The next morning, we had a bit of overcast skies, but nothing would deter us from taking the short drive up to Port Douglas and meeting up with the Calypso, our catamaran for our day trip of snorkeling the Great Barrier Reef. The ship was quite large, very comfortable, and the staff were extremely attentive to the safety and enjoyment of everyone on board. Today’s tour of Reef would take us to three different sites and include snacks, a tropical buffet lunch, and all of our gear. As we left Port Douglas and started the 90 minute sail to our first site, the clouds fell away, the sun came out, and we enjoyed the leisurely ride towards the Great Barrier Reef.
As we approached our first snorkel site, we were requested for a safety briefing and the staff went over all of the key points of how to ensure that we would enjoy our time out in the water. Once that was complete, we had to get our suits.
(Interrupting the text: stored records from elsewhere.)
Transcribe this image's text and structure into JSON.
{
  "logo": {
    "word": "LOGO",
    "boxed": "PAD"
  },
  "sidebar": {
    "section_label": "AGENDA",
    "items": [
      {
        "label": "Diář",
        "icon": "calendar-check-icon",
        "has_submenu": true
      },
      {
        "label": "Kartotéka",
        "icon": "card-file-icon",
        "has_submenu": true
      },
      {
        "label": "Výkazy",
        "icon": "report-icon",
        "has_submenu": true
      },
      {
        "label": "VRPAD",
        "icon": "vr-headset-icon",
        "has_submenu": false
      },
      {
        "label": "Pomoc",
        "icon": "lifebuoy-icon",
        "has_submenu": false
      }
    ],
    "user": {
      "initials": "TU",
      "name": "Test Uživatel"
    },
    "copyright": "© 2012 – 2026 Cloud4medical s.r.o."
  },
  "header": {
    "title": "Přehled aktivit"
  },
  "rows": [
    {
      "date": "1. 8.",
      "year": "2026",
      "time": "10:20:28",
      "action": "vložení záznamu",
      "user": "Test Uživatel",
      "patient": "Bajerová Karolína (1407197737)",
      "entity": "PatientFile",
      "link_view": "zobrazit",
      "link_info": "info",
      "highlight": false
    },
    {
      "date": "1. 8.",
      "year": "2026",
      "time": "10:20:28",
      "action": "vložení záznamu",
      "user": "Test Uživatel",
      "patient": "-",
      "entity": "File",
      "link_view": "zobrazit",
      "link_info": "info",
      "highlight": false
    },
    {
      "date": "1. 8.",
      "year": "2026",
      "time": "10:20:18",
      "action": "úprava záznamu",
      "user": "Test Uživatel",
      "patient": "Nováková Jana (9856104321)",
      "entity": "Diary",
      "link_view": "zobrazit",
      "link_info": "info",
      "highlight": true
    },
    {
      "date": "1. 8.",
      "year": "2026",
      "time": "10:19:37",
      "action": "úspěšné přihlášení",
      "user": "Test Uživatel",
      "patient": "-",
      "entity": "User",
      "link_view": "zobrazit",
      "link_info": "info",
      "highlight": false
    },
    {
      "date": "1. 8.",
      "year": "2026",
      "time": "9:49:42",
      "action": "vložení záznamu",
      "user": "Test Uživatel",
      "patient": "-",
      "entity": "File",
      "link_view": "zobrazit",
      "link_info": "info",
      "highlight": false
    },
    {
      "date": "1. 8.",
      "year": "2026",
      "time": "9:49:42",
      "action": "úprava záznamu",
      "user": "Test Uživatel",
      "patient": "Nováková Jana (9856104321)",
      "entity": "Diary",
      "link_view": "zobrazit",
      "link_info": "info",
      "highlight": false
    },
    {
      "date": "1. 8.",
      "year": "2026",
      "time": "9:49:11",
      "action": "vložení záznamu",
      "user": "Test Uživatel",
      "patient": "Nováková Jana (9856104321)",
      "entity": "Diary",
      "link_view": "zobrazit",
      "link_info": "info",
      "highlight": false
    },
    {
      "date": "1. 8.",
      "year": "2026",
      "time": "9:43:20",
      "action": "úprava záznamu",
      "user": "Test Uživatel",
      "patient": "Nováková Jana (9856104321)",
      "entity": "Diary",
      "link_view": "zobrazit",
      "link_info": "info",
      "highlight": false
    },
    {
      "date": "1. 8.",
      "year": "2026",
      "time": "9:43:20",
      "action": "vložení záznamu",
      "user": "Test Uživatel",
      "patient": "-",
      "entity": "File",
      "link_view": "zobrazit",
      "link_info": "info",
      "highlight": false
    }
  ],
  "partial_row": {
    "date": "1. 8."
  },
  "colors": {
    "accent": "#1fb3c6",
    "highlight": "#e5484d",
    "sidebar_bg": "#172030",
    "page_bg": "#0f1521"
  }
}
Full length body suits designed to protect snorkelers and divers from stingers which are found in the waters during the summer months cover you from the top of your head to your toes and include mittens on your hands. Thankfully, the suits are black in color (we had seen a number of these suits in fluorescent orange, pink, and green at other tour companies), and provided UPF 50 protection from the sun, so no one seemed to mind.
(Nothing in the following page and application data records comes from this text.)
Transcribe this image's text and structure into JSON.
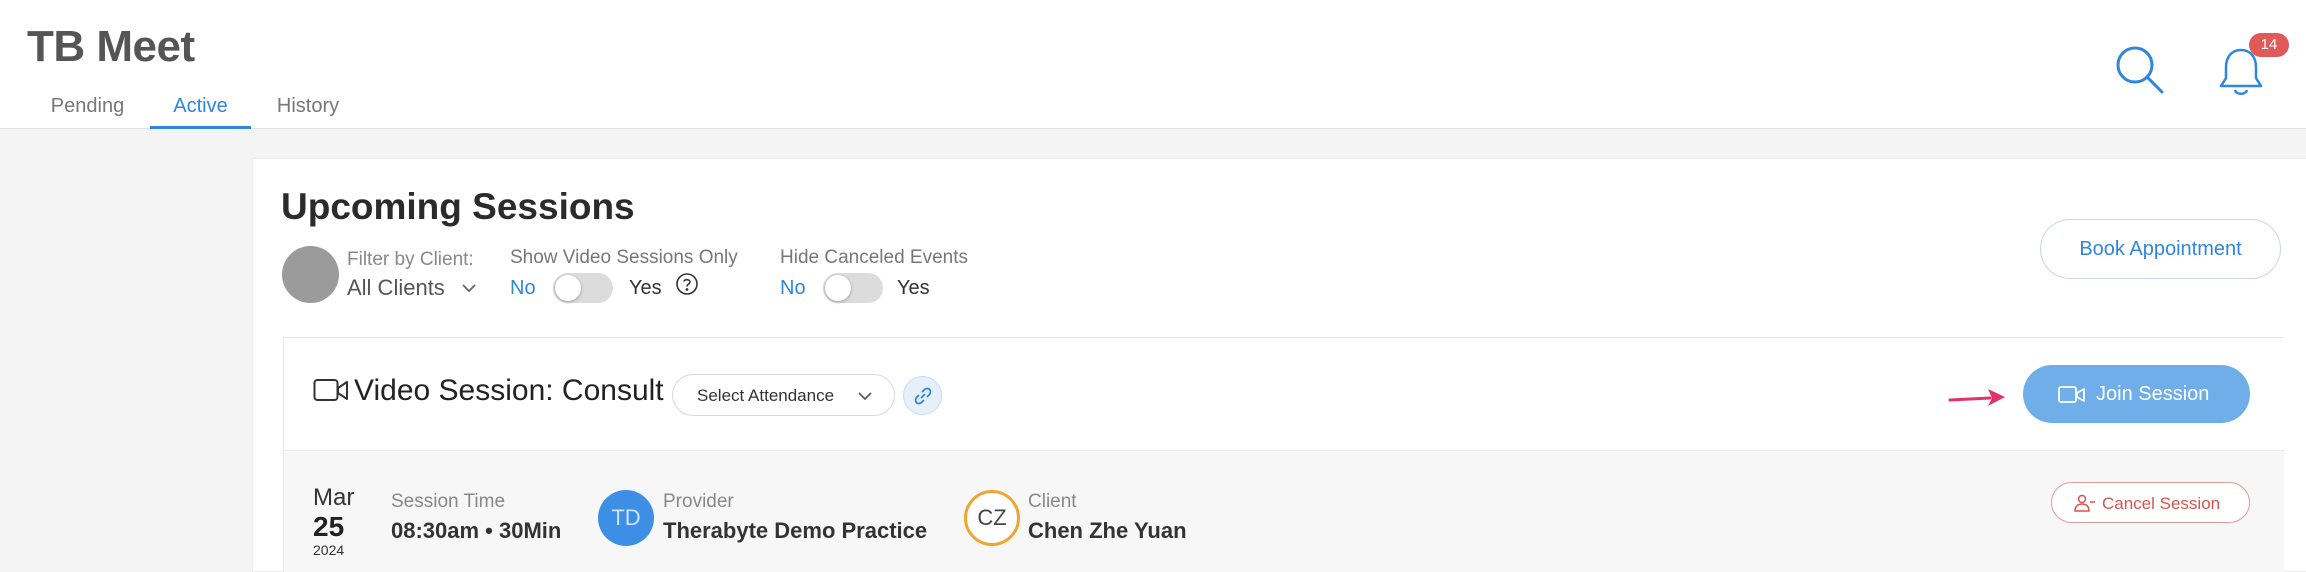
{
  "app": {
    "title": "TB Meet"
  },
  "tabs": [
    {
      "label": "Pending"
    },
    {
      "label": "Active"
    },
    {
      "label": "History"
    }
  ],
  "header": {
    "notification_count": "14",
    "search_icon": "search-icon",
    "bell_icon": "bell-icon"
  },
  "page": {
    "title": "Upcoming Sessions"
  },
  "filters": {
    "client_label": "Filter by Client:",
    "client_value": "All Clients",
    "video_only": {
      "label": "Show Video Sessions Only",
      "no": "No",
      "yes": "Yes",
      "enabled": false
    },
    "hide_canceled": {
      "label": "Hide Canceled Events",
      "no": "No",
      "yes": "Yes",
      "enabled": false
    }
  },
  "actions": {
    "book": "Book Appointment"
  },
  "session": {
    "title": "Video Session: Consult",
    "attendance_placeholder": "Select Attendance",
    "join": "Join Session",
    "cancel": "Cancel Session",
    "date": {
      "month": "Mar",
      "day": "25",
      "year": "2024"
    },
    "time_label": "Session Time",
    "time_value": "08:30am • 30Min",
    "provider_label": "Provider",
    "provider_initials": "TD",
    "provider_name": "Therabyte Demo Practice",
    "client_label": "Client",
    "client_initials": "CZ",
    "client_name": "Chen Zhe Yuan"
  },
  "colors": {
    "accent": "#2e86de",
    "join_bg": "#6faee9",
    "badge": "#e05a5a",
    "cancel": "#d9534f",
    "arrow": "#e0336b"
  }
}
On this particular day, the catamaran we were on had both snorkelers and a smaller number of divers, so upon arrival at our first site, the divers hopped into the water, and a few minutes later, we were exploring countless numbers of coral, fish, and underwater life at the Reef. We were given over an hour here and we were able to get a good 100 meters or more from the ship as they had staff and a dingy in the water to ensure comfort and safety.
Snorkelling is an intensely quiet and calm experience. Most of the noise of the world disappears the moment your head drops below the water and as you swim around, the peacefulness surrounds you and lets you see and appreciate everything as it unfolds. In one moment, we watch a clownfish floating in tandem with the underwater plants in the current, while in another, we watch huge clams open and shut their massives jaws to feed on nearby food. Fish of too many colors and types to possibly count swim by with little care in the world that you are there and the coral is like a three dimensional puzzle of color as it extends side to side and upwards through hundreds of years of incremental growth.
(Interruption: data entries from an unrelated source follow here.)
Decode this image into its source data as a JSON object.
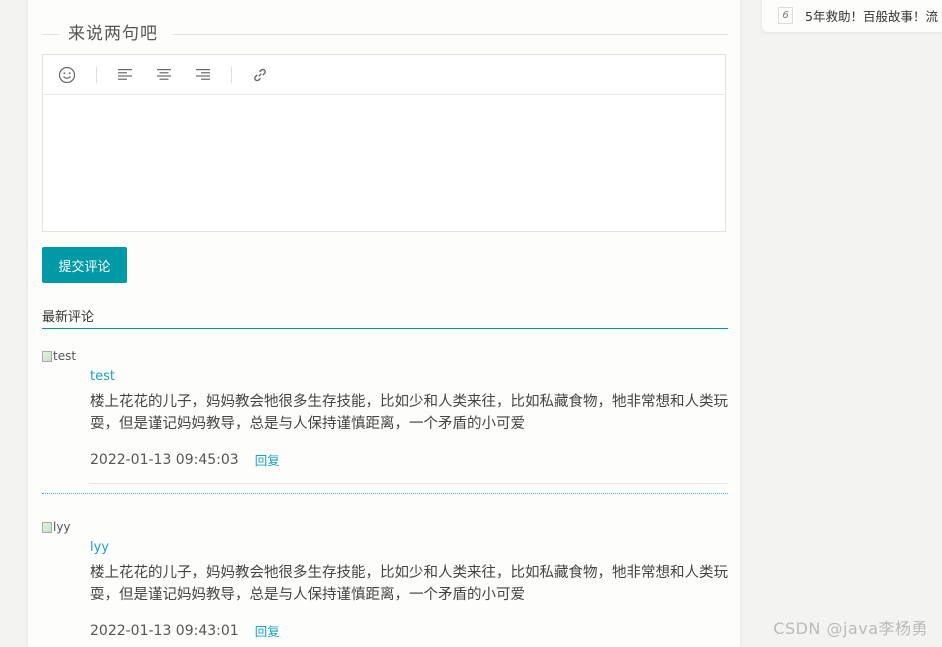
{
  "comment_form": {
    "section_title": "来说两句吧",
    "submit_label": "提交评论"
  },
  "toolbar": {
    "tools": [
      "emoji-icon",
      "align-left-icon",
      "align-center-icon",
      "align-right-icon",
      "link-icon"
    ]
  },
  "latest": {
    "title": "最新评论"
  },
  "comments": [
    {
      "avatar_alt": "test",
      "username": "test",
      "content": "楼上花花的儿子，妈妈教会牠很多生存技能，比如少和人类来往，比如私藏食物，牠非常想和人类玩耍，但是谨记妈妈教导，总是与人保持谨慎距离，一个矛盾的小可爱",
      "time": "2022-01-13 09:45:03",
      "reply_label": "回复"
    },
    {
      "avatar_alt": "lyy",
      "username": "lyy",
      "content": "楼上花花的儿子，妈妈教会牠很多生存技能，比如少和人类来往，比如私藏食物，牠非常想和人类玩耍，但是谨记妈妈教导，总是与人保持谨慎距离，一个矛盾的小可爱",
      "time": "2022-01-13 09:43:01",
      "reply_label": "回复"
    }
  ],
  "sidebar": {
    "rank": "6",
    "item_text": "5年救助！百般故事！流"
  },
  "watermark": "CSDN @java李杨勇",
  "colors": {
    "accent": "#009aa6",
    "link": "#17a2c8"
  }
}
Back on board, the Calypso staff served coffee, tea, and snacks as we made our way towards our second site. Once we arrived here, we were able to spend another hour plus out in the water. At this site, one of the guides offered a “guided tour” of the reef and spent about 30 minutes pointing out a number of fish and sea creatures in the area. Once complete, we were all free to continue snorkelling on our own. We, again, were granted a wide range of latitude to drift a considerable distance from the ship as the sea conditions were very good and there was staff nearby in the water to assist if needed.
Upon completion at the second site, we were offered a tropical buffet lunch with a variety of salads, tandoori chicken, cold cuts, fresh fruit, and bread to crush the growing appetites that swimming and snorkeling in the ocean can create. Everything was fresh, tasty, and hit the spot and before we knew it, we had arrived at our third and final snorkel site.
With another 90 minutes here, we had logged over 4 hours of snorkel time for the day and hundreds of underwater pictures. Once back on the boat, the staff gathered up all of the gear and everyone enjoyed the sun and a relaxing ride back into Port Douglas. It was a wonderful day out at the Great Barrier Reef and we would certainly recommend our tour operator for a future trip.
We made the short 20 minute ride back to our place, again, prepared a fanstastic meal for dinner and settled off to sleep. Tomorrow, we head back towards Cairns for a triple experience day at Tjapukai, riding the Skyrail, and taking the Kuranda Scenic Railway.